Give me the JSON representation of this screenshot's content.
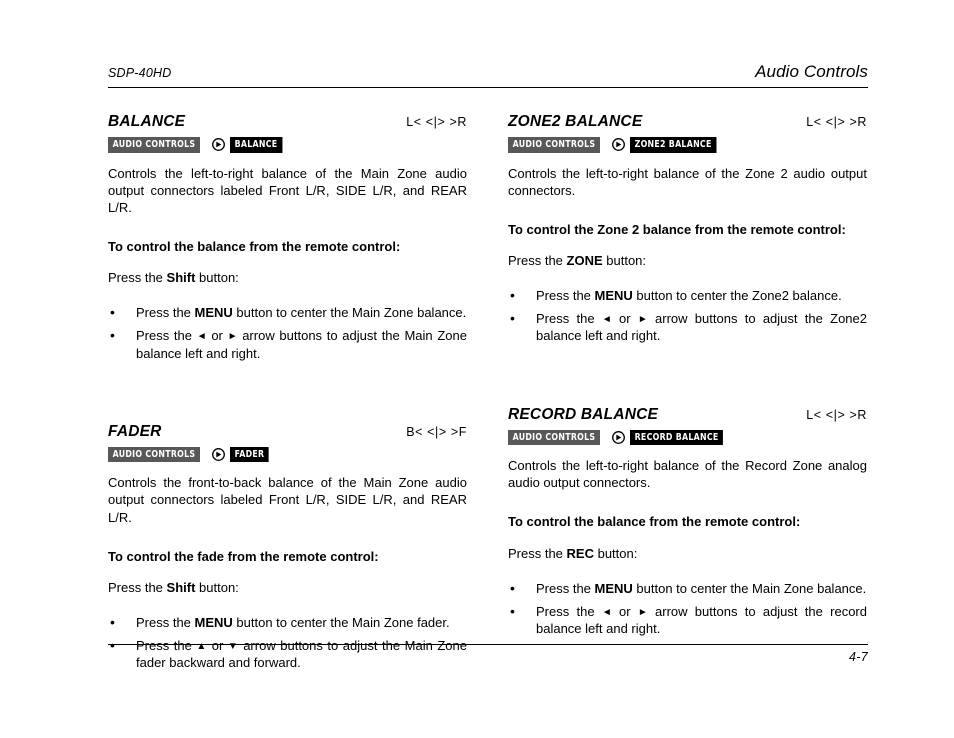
{
  "header": {
    "model": "SDP-40HD",
    "chapter_title": "Audio Controls"
  },
  "footer": {
    "page_number": "4-7"
  },
  "icons": {
    "crumb_separator": "circle-right-arrow-icon",
    "arrow_left": "◄",
    "arrow_right": "►",
    "arrow_up": "▲",
    "arrow_down": "▼"
  },
  "colors": {
    "crumb_parent_bg": "#585858",
    "crumb_current_bg": "#000000",
    "crumb_text": "#ffffff",
    "rule": "#000000"
  },
  "sections": {
    "balance": {
      "title": "BALANCE",
      "range": "L<  <|>  >R",
      "crumb_parent": "AUDIO CONTROLS",
      "crumb_current": "BALANCE",
      "description": "Controls the left-to-right balance of the Main Zone audio output connectors labeled Front L/R, SIDE L/R, and REAR L/R.",
      "lead": "To control the balance from the remote control:",
      "press_prefix": "Press the ",
      "press_key": "Shift",
      "press_suffix": " button:",
      "bullet1_pre": "Press the ",
      "bullet1_key": "MENU",
      "bullet1_post": " button to center the Main Zone balance.",
      "bullet2_pre": "Press the ",
      "bullet2_arrow_a": "◄",
      "bullet2_mid": " or ",
      "bullet2_arrow_b": "►",
      "bullet2_post": " arrow buttons to adjust the Main Zone balance left and right."
    },
    "zone2_balance": {
      "title": "ZONE2 BALANCE",
      "range": "L<  <|>  >R",
      "crumb_parent": "AUDIO CONTROLS",
      "crumb_current": "ZONE2 BALANCE",
      "description": "Controls the left-to-right balance of the Zone 2 audio output connectors.",
      "lead": "To control the Zone 2 balance from the remote control:",
      "press_prefix": "Press the ",
      "press_key": "ZONE",
      "press_suffix": " button:",
      "bullet1_pre": "Press the ",
      "bullet1_key": "MENU",
      "bullet1_post": " button to center the Zone2 balance.",
      "bullet2_pre": "Press the ",
      "bullet2_arrow_a": "◄",
      "bullet2_mid": " or ",
      "bullet2_arrow_b": "►",
      "bullet2_post": " arrow buttons to adjust the Zone2 balance left and right."
    },
    "fader": {
      "title": "FADER",
      "range": "B<  <|>  >F",
      "crumb_parent": "AUDIO CONTROLS",
      "crumb_current": "FADER",
      "description": "Controls the front-to-back balance of the Main Zone audio output connectors labeled Front L/R, SIDE L/R, and REAR L/R.",
      "lead": "To control the fade from the remote control:",
      "press_prefix": "Press the ",
      "press_key": "Shift",
      "press_suffix": " button:",
      "bullet1_pre": "Press the ",
      "bullet1_key": "MENU",
      "bullet1_post": " button to center the Main Zone fader.",
      "bullet2_pre": "Press the ",
      "bullet2_arrow_a": "▲",
      "bullet2_mid": " or ",
      "bullet2_arrow_b": "▼",
      "bullet2_post": " arrow buttons to adjust the Main Zone fader backward and forward."
    },
    "record_balance": {
      "title": "RECORD BALANCE",
      "range": "L<  <|>  >R",
      "crumb_parent": "AUDIO CONTROLS",
      "crumb_current": "RECORD BALANCE",
      "description": "Controls the left-to-right balance of the Record Zone analog audio output connectors.",
      "lead": "To control the balance from the remote control:",
      "press_prefix": "Press the ",
      "press_key": "REC",
      "press_suffix": " button:",
      "bullet1_pre": "Press the ",
      "bullet1_key": "MENU",
      "bullet1_post": " button to center the Main Zone balance.",
      "bullet2_pre": "Press the ",
      "bullet2_arrow_a": "◄",
      "bullet2_mid": " or ",
      "bullet2_arrow_b": "►",
      "bullet2_post": " arrow buttons to adjust the record balance left and right."
    }
  }
}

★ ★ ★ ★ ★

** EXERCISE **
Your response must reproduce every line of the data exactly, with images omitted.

** RESULT OF THE EXERCISE **
Give me the JSON representation of this screenshot's content.
{
  "header": {
    "model": "SDP-40HD",
    "chapter_title": "Audio Controls"
  },
  "footer": {
    "page_number": "4-7"
  },
  "icons": {
    "crumb_separator": "circle-right-arrow-icon",
    "arrow_left": "◄",
    "arrow_right": "►",
    "arrow_up": "▲",
    "arrow_down": "▼"
  },
  "colors": {
    "crumb_parent_bg": "#585858",
    "crumb_current_bg": "#000000",
    "crumb_text": "#ffffff",
    "rule": "#000000"
  },
  "sections": {
    "balance": {
      "title": "BALANCE",
      "range": "L<  <|>  >R",
      "crumb_parent": "AUDIO CONTROLS",
      "crumb_current": "BALANCE",
      "description": "Controls the left-to-right balance of the Main Zone audio output connectors labeled Front L/R, SIDE L/R, and REAR L/R.",
      "lead": "To control the balance from the remote control:",
      "press_prefix": "Press the ",
      "press_key": "Shift",
      "press_suffix": " button:",
      "bullet1_pre": "Press the ",
      "bullet1_key": "MENU",
      "bullet1_post": " button to center the Main Zone balance.",
      "bullet2_pre": "Press the ",
      "bullet2_arrow_a": "◄",
      "bullet2_mid": " or ",
      "bullet2_arrow_b": "►",
      "bullet2_post": " arrow buttons to adjust the Main Zone balance left and right."
    },
    "zone2_balance": {
      "title": "ZONE2 BALANCE",
      "range": "L<  <|>  >R",
      "crumb_parent": "AUDIO CONTROLS",
      "crumb_current": "ZONE2 BALANCE",
      "description": "Controls the left-to-right balance of the Zone 2 audio output connectors.",
      "lead": "To control the Zone 2 balance from the remote control:",
      "press_prefix": "Press the ",
      "press_key": "ZONE",
      "press_suffix": " button:",
      "bullet1_pre": "Press the ",
      "bullet1_key": "MENU",
      "bullet1_post": " button to center the Zone2 balance.",
      "bullet2_pre": "Press the ",
      "bullet2_arrow_a": "◄",
      "bullet2_mid": " or ",
      "bullet2_arrow_b": "►",
      "bullet2_post": " arrow buttons to adjust the Zone2 balance left and right."
    },
    "fader": {
      "title": "FADER",
      "range": "B<  <|>  >F",
      "crumb_parent": "AUDIO CONTROLS",
      "crumb_current": "FADER",
      "description": "Controls the front-to-back balance of the Main Zone audio output connectors labeled Front L/R, SIDE L/R, and REAR L/R.",
      "lead": "To control the fade from the remote control:",
      "press_prefix": "Press the ",
      "press_key": "Shift",
      "press_suffix": " button:",
      "bullet1_pre": "Press the ",
      "bullet1_key": "MENU",
      "bullet1_post": " button to center the Main Zone fader.",
      "bullet2_pre": "Press the ",
      "bullet2_arrow_a": "▲",
      "bullet2_mid": " or ",
      "bullet2_arrow_b": "▼",
      "bullet2_post": " arrow buttons to adjust the Main Zone fader backward and forward."
    },
    "record_balance": {
      "title": "RECORD BALANCE",
      "range": "L<  <|>  >R",
      "crumb_parent": "AUDIO CONTROLS",
      "crumb_current": "RECORD BALANCE",
      "description": "Controls the left-to-right balance of the Record Zone analog audio output connectors.",
      "lead": "To control the balance from the remote control:",
      "press_prefix": "Press the ",
      "press_key": "REC",
      "press_suffix": " button:",
      "bullet1_pre": "Press the ",
      "bullet1_key": "MENU",
      "bullet1_post": " button to center the Main Zone balance.",
      "bullet2_pre": "Press the ",
      "bullet2_arrow_a": "◄",
      "bullet2_mid": " or ",
      "bullet2_arrow_b": "►",
      "bullet2_post": " arrow buttons to adjust the record balance left and right."
    }
  }
}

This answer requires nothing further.